This is In the News, from VOA Special English.

Officials are investigating who in the Bush administration identified an American intelligence agent to a news reporter. The Justice Department launched the investigation. The department acted at the request of the director of Central Intelligence, George Tenet.

The agent is the wife of a former American ambassador, Joseph Wilson. Mister Wilson once served as acting ambassador in Baghdad. He has criticized the administration’s case for war in Iraq. He says the identification of his wife as a C-I-A officer was punishment for his dissent.

In February two-thousand-two, the Central Intelligence Agency sent Joseph Wilson to Niger. He went to investigate a British intelligence report that Iraqi officials were trying to buy uranium in Africa for use in nuclear weapons.

Mister Wilson says he found nothing to confirm the claim. He said he was surprised when President Bush spoke of the British report in his State of the Union speech this past January. The president included it as part of the argument for war to prevent Iraq from developing weapons of mass destruction.

In July, Mister Wilson disputed the claim. Administration officials later said the decision to include the sentence in the State of the Union speech was a mistake.

Then, one week later, reporter and political commentator Robert Novak published the name of Mister Wilson's wife. Mister Novak said two high-level administration officials had identified her as working for the C-I-A. He has refused to identify the officials.

Mister Wilson has accused Karl Rove of urging reporters to spread the story once his wife's identity was released. Mister Rove is the president's top political adviser. This week, Democratic Congressman John Conyers urged Mister Rove to resign. A White House spokesman said Mister Rove denies any involvement.

The spokesman said he had also asked two other officials about the case and they too said they had not been involved. The others were the vice president's chief of staff, Lewis Libby, and Elliot Abrams, an official of the National Security Council.

White House employees were told to provide e-mail records and other materials that might be used in the investigation.

Democratic and Republican members of Congress welcomed the Justice Department investigation into the leak of secret information.
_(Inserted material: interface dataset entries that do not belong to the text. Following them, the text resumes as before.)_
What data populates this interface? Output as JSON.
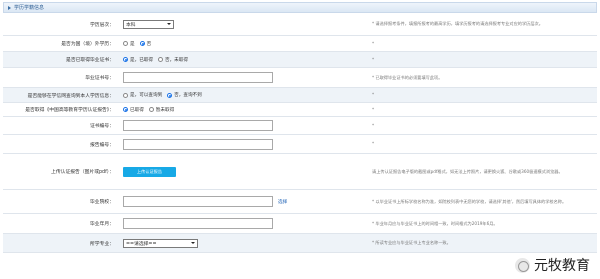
{
  "header": {
    "title": "学历学籍信息"
  },
  "rows": {
    "degree": {
      "label": "学历层次：",
      "selected": "本科",
      "tip": "* 请选择报考条件，填报所报考的最高学历，填学历报考的请选择报考专业对应的学历层次。"
    },
    "overseas": {
      "label": "是否为国（境）外学历：",
      "opt1": "是",
      "opt2": "否",
      "tip": "*"
    },
    "certificate": {
      "label": "是否已取得毕业证书：",
      "opt1": "是，已取得",
      "opt2": "否，未取得",
      "tip": "*"
    },
    "cert_no": {
      "label": "毕业证书号：",
      "tip": "* 已取得毕业证书的必须要填写此项。"
    },
    "chsi": {
      "label": "是否能够在学信网查询到本人学历信息：",
      "opt1": "是，可以查询到",
      "opt2": "否，查询不到",
      "tip": "*"
    },
    "verify": {
      "label": "是否取得《中国高等教育学历认证报告》：",
      "opt1": "已取得",
      "opt2": "暂未取得",
      "tip": "*"
    },
    "cert_number": {
      "label": "证书编号：",
      "tip": "*"
    },
    "report_number": {
      "label": "报告编号：",
      "tip": "*"
    },
    "upload": {
      "label": "上传认证报告（图片或pdf）：",
      "button": "上传认证报告",
      "tip": "请上传认证报告电子版的截图或pdf格式，如无法上传照片，请更换火狐、谷歌或360极速模式浏览器。"
    },
    "school": {
      "label": "毕业院校：",
      "link": "选择",
      "tip": "* 以毕业证书上所标学校名称为准，如院校列表中无您的学校，请选择'其他'，然后填写具体的学校名称。"
    },
    "grad_date": {
      "label": "毕业年月：",
      "tip": "* 毕业年月应与毕业证书上的时间相一致，时间格式为2019年6月。"
    },
    "major": {
      "label": "所学专业：",
      "selected": "==请选择==",
      "tip": "* 所读专业应与毕业证书上专业名称一致。"
    }
  },
  "watermark": {
    "text": "元牧教育"
  }
}
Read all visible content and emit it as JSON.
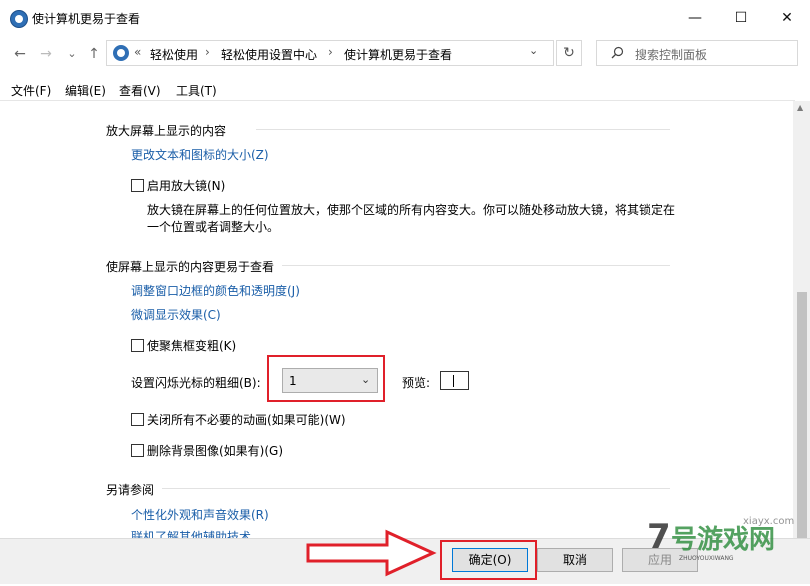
{
  "window": {
    "title": "使计算机更易于查看"
  },
  "titlebar_buttons": {
    "minimize": "—",
    "maximize": "☐",
    "close": "✕"
  },
  "nav": {
    "back": "←",
    "forward": "→",
    "dropdown": "⌄",
    "up": "↑"
  },
  "address": {
    "prefix": "«",
    "crumbs": [
      "轻松使用",
      "轻松使用设置中心",
      "使计算机更易于查看"
    ],
    "separator": "›",
    "dropdown": "⌄",
    "refresh": "↻"
  },
  "search": {
    "placeholder": "搜索控制面板",
    "icon": "search-icon"
  },
  "menu": [
    "文件(F)",
    "编辑(E)",
    "查看(V)",
    "工具(T)"
  ],
  "sections": {
    "magnify": {
      "title": "放大屏幕上显示的内容",
      "link": "更改文本和图标的大小(Z)",
      "checkbox": "启用放大镜(N)",
      "description_line1": "放大镜在屏幕上的任何位置放大，使那个区域的所有内容变大。你可以随处移动放大镜，将其锁定在",
      "description_line2": "一个位置或者调整大小。"
    },
    "easier": {
      "title": "使屏幕上显示的内容更易于查看",
      "link1": "调整窗口边框的颜色和透明度(J)",
      "link2": "微调显示效果(C)",
      "focus_checkbox": "使聚焦框变粗(K)",
      "cursor_label": "设置闪烁光标的粗细(B):",
      "cursor_value": "1",
      "preview_label": "预览:",
      "animation_checkbox": "关闭所有不必要的动画(如果可能)(W)",
      "background_checkbox": "删除背景图像(如果有)(G)"
    },
    "see_also": {
      "title": "另请参阅",
      "link1": "个性化外观和声音效果(R)",
      "link2": "联机了解其他辅助技术"
    }
  },
  "buttons": {
    "ok": "确定(O)",
    "cancel": "取消",
    "apply": "应用"
  },
  "watermark": {
    "brand": "7号游戏网",
    "latin": "ZHUOYOUXIWANG",
    "site": "xiayx.com"
  },
  "colors": {
    "link": "#1a5ea8",
    "highlight": "#e0202a",
    "accent": "#0078d7"
  }
}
But some Democratic senators want an independent investigator. They say the Justice Department is too closely linked to the administration to be fair.

President Bush said this week that he has told White House officials to cooperate fully with the investigation. He said he wants to know the truth. But he also said he has no idea whether the person who leaked the information will ever be found.

In the News, from VOA Special English, was written by Cynthia Kirk. This is _________.